▸ WHAT NEEDS TO BE DONE:
Would you reproduce the whole listing below without altering a single word?

# # # # # # #

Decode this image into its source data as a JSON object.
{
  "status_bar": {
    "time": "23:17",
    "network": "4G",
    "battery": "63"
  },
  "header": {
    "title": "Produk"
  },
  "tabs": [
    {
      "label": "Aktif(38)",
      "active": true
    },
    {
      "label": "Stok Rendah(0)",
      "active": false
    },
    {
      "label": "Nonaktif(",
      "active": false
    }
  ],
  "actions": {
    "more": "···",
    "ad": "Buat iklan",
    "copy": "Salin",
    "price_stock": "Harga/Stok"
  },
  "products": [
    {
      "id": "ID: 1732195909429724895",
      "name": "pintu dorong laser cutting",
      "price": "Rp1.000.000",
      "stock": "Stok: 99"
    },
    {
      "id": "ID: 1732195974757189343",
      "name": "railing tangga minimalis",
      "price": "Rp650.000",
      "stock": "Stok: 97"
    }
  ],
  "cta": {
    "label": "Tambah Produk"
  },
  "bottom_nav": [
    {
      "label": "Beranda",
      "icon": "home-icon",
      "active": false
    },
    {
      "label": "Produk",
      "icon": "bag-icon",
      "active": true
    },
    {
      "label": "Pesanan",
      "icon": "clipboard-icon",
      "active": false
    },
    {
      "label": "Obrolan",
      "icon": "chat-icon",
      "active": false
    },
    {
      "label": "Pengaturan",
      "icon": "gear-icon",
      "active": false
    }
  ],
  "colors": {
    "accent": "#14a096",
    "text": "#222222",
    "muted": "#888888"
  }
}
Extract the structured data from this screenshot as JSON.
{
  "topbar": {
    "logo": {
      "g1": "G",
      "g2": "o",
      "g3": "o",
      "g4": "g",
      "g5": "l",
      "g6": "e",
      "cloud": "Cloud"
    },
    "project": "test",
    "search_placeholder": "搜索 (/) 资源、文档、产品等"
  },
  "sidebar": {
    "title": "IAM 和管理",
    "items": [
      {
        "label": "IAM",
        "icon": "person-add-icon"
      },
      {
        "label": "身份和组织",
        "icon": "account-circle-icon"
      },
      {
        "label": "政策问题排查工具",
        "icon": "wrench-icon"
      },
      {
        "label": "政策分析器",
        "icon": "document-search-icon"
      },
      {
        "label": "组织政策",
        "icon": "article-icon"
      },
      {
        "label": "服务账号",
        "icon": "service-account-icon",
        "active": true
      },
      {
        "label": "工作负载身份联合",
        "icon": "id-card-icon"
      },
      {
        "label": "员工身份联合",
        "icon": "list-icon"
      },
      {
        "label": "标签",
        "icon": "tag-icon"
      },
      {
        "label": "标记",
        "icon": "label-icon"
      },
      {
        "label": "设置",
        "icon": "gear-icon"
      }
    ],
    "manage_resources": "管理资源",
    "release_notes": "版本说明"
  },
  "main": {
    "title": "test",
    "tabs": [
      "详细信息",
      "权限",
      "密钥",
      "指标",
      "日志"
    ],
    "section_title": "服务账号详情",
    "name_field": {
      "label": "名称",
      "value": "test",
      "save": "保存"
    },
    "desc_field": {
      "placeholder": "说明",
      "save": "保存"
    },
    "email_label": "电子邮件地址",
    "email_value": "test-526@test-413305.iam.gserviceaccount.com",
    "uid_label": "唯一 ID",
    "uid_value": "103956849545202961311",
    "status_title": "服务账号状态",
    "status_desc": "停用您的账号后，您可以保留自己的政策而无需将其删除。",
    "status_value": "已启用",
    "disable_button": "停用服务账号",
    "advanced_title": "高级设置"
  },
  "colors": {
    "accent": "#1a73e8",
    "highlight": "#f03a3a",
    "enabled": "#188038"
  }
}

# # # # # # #

▸ OUTPUT BELOW:
Decode this image into its source data as a JSON object.
{
  "status_bar": {
    "time": "23:17",
    "network": "4G",
    "battery": "63"
  },
  "header": {
    "title": "Produk"
  },
  "tabs": [
    {
      "label": "Aktif(38)",
      "active": true
    },
    {
      "label": "Stok Rendah(0)",
      "active": false
    },
    {
      "label": "Nonaktif(",
      "active": false
    }
  ],
  "actions": {
    "more": "···",
    "ad": "Buat iklan",
    "copy": "Salin",
    "price_stock": "Harga/Stok"
  },
  "products": [
    {
      "id": "ID: 1732195909429724895",
      "name": "pintu dorong laser cutting",
      "price": "Rp1.000.000",
      "stock": "Stok: 99"
    },
    {
      "id": "ID: 1732195974757189343",
      "name": "railing tangga minimalis",
      "price": "Rp650.000",
      "stock": "Stok: 97"
    }
  ],
  "cta": {
    "label": "Tambah Produk"
  },
  "bottom_nav": [
    {
      "label": "Beranda",
      "icon": "home-icon",
      "active": false
    },
    {
      "label": "Produk",
      "icon": "bag-icon",
      "active": true
    },
    {
      "label": "Pesanan",
      "icon": "clipboard-icon",
      "active": false
    },
    {
      "label": "Obrolan",
      "icon": "chat-icon",
      "active": false
    },
    {
      "label": "Pengaturan",
      "icon": "gear-icon",
      "active": false
    }
  ],
  "colors": {
    "accent": "#14a096",
    "text": "#222222",
    "muted": "#888888"
  }
}
Extract the structured data from this screenshot as JSON.
{
  "topbar": {
    "logo": {
      "g1": "G",
      "g2": "o",
      "g3": "o",
      "g4": "g",
      "g5": "l",
      "g6": "e",
      "cloud": "Cloud"
    },
    "project": "test",
    "search_placeholder": "搜索 (/) 资源、文档、产品等"
  },
  "sidebar": {
    "title": "IAM 和管理",
    "items": [
      {
        "label": "IAM",
        "icon": "person-add-icon"
      },
      {
        "label": "身份和组织",
        "icon": "account-circle-icon"
      },
      {
        "label": "政策问题排查工具",
        "icon": "wrench-icon"
      },
      {
        "label": "政策分析器",
        "icon": "document-search-icon"
      },
      {
        "label": "组织政策",
        "icon": "article-icon"
      },
      {
        "label": "服务账号",
        "icon": "service-account-icon",
        "active": true
      },
      {
        "label": "工作负载身份联合",
        "icon": "id-card-icon"
      },
      {
        "label": "员工身份联合",
        "icon": "list-icon"
      },
      {
        "label": "标签",
        "icon": "tag-icon"
      },
      {
        "label": "标记",
        "icon": "label-icon"
      },
      {
        "label": "设置",
        "icon": "gear-icon"
      }
    ],
    "manage_resources": "管理资源",
    "release_notes": "版本说明"
  },
  "main": {
    "title": "test",
    "tabs": [
      "详细信息",
      "权限",
      "密钥",
      "指标",
      "日志"
    ],
    "section_title": "服务账号详情",
    "name_field": {
      "label": "名称",
      "value": "test",
      "save": "保存"
    },
    "desc_field": {
      "placeholder": "说明",
      "save": "保存"
    },
    "email_label": "电子邮件地址",
    "email_value": "test-526@test-413305.iam.gserviceaccount.com",
    "uid_label": "唯一 ID",
    "uid_value": "103956849545202961311",
    "status_title": "服务账号状态",
    "status_desc": "停用您的账号后，您可以保留自己的政策而无需将其删除。",
    "status_value": "已启用",
    "disable_button": "停用服务账号",
    "advanced_title": "高级设置"
  },
  "colors": {
    "accent": "#1a73e8",
    "highlight": "#f03a3a",
    "enabled": "#188038"
  }
}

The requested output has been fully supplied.